Representatives of the Assembly of First Nations could not be reached for comment.

For Kailea Frederick, a climate justice organizer at NDN Collective, direct access funding is a critical component of supporting Indigenous Peoples who have been long impacted by climate change. 

“There’s a misleading idea in global north communities that there are public programs and funding mechanisms for people,” Frederick said. “But the reality is that those agencies have been and continue to show up short for Indigenous communities.”

The audit comes as world leaders meet at the U.N. climate summit, COP27, which released a draft final assessment early Thursday that made light mention of “loss and damage” funding. That funding asks industrialized countries to provide financial support to developing nations dealing with the effects of climate change. However, funding gaps – reflected in ISC’s emergency service response to First Nations in Canada – could be further entrenched as tangible plans on climate funding have yet to be proposed. 

Frederick says that Indigenous peoples must be included in conversations around climate finance programs to ensure that they are designed and implemented effectively. 

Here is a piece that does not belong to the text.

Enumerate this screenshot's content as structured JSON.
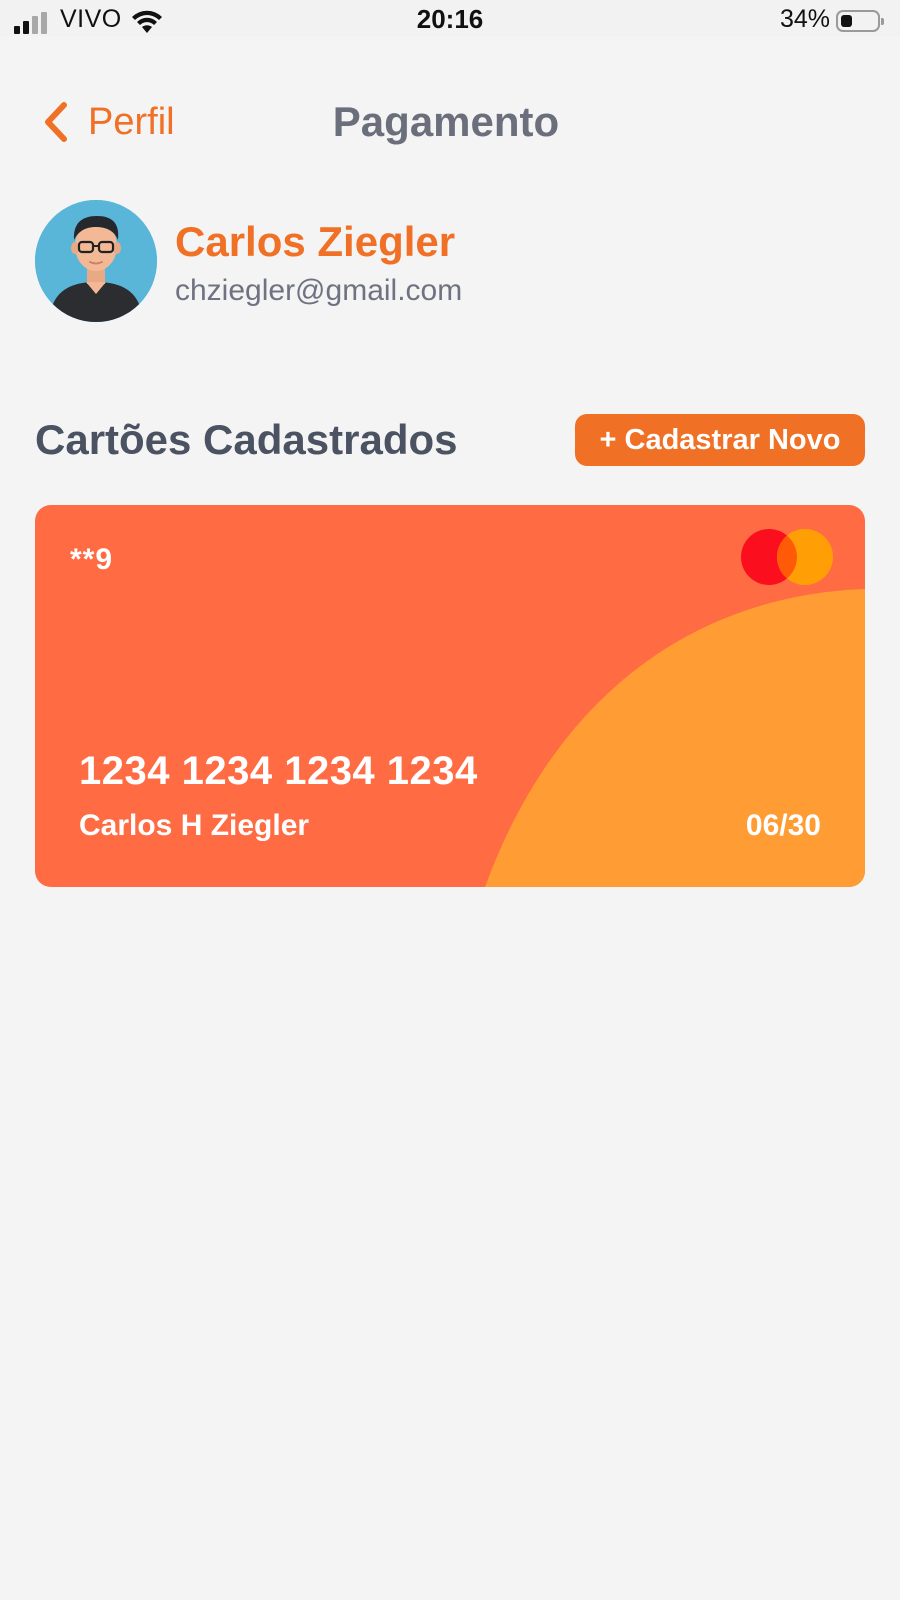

“There needs to be [recognition] within the federal governments in the US and Canada that Indigenous peoples and First Nations still exist and that they’re not receiving adequate support before, during or after weather related events,” Frederick said. “That has devastating consequences.”